====== GIVEN INFORMATION

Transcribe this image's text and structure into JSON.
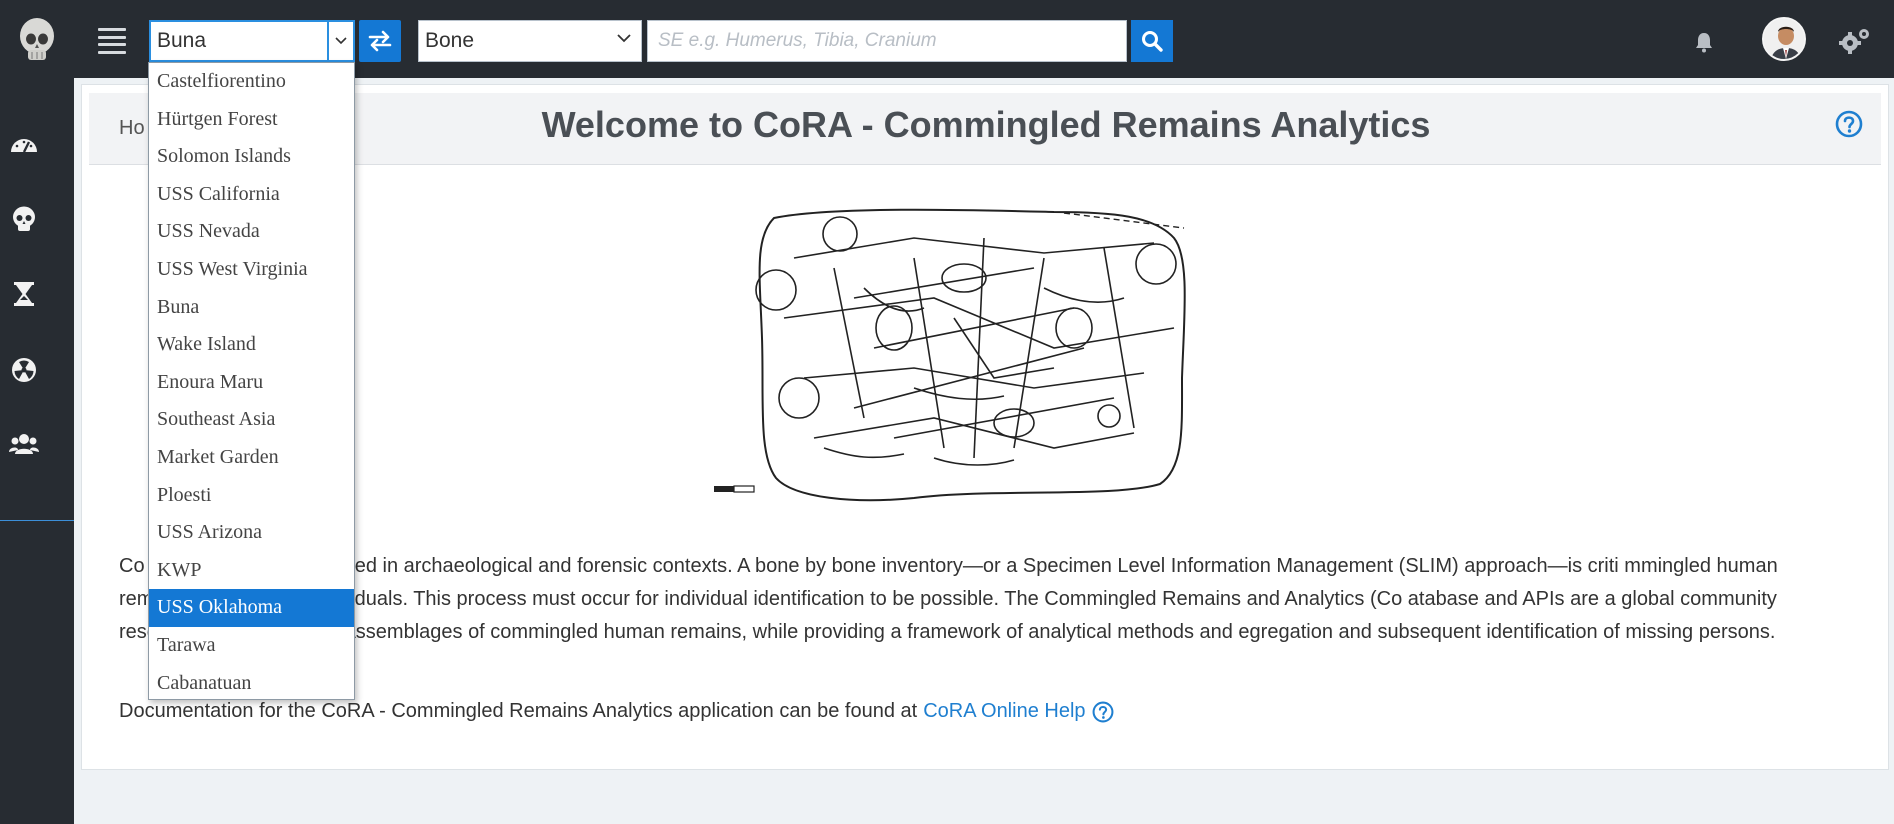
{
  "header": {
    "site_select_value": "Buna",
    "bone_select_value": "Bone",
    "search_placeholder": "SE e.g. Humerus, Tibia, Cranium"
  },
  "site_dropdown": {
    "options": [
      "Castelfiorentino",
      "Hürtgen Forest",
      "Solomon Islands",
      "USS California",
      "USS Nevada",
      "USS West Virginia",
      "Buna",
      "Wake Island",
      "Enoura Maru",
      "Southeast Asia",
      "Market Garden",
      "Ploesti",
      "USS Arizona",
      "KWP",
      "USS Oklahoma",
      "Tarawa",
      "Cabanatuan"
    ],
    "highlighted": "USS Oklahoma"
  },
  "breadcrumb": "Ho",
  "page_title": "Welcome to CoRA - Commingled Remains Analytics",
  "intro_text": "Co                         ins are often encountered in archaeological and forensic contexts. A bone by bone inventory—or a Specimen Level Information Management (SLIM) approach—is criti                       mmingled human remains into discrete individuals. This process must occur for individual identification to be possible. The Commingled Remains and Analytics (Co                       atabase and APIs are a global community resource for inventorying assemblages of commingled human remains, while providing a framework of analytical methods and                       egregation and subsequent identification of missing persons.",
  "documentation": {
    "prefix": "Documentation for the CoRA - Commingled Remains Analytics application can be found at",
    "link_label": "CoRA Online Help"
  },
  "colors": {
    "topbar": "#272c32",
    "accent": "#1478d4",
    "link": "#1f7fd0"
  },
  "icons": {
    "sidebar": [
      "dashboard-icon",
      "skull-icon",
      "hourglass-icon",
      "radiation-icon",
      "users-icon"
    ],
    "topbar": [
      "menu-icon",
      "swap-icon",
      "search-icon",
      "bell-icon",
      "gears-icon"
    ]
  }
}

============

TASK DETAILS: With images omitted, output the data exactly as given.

TASK RESULT:
Transcribe this image's text and structure into JSON.
{
  "header": {
    "site_select_value": "Buna",
    "bone_select_value": "Bone",
    "search_placeholder": "SE e.g. Humerus, Tibia, Cranium"
  },
  "site_dropdown": {
    "options": [
      "Castelfiorentino",
      "Hürtgen Forest",
      "Solomon Islands",
      "USS California",
      "USS Nevada",
      "USS West Virginia",
      "Buna",
      "Wake Island",
      "Enoura Maru",
      "Southeast Asia",
      "Market Garden",
      "Ploesti",
      "USS Arizona",
      "KWP",
      "USS Oklahoma",
      "Tarawa",
      "Cabanatuan"
    ],
    "highlighted": "USS Oklahoma"
  },
  "breadcrumb": "Ho",
  "page_title": "Welcome to CoRA - Commingled Remains Analytics",
  "intro_text": "Co                         ins are often encountered in archaeological and forensic contexts. A bone by bone inventory—or a Specimen Level Information Management (SLIM) approach—is criti                       mmingled human remains into discrete individuals. This process must occur for individual identification to be possible. The Commingled Remains and Analytics (Co                       atabase and APIs are a global community resource for inventorying assemblages of commingled human remains, while providing a framework of analytical methods and                       egregation and subsequent identification of missing persons.",
  "documentation": {
    "prefix": "Documentation for the CoRA - Commingled Remains Analytics application can be found at",
    "link_label": "CoRA Online Help"
  },
  "colors": {
    "topbar": "#272c32",
    "accent": "#1478d4",
    "link": "#1f7fd0"
  },
  "icons": {
    "sidebar": [
      "dashboard-icon",
      "skull-icon",
      "hourglass-icon",
      "radiation-icon",
      "users-icon"
    ],
    "topbar": [
      "menu-icon",
      "swap-icon",
      "search-icon",
      "bell-icon",
      "gears-icon"
    ]
  }
}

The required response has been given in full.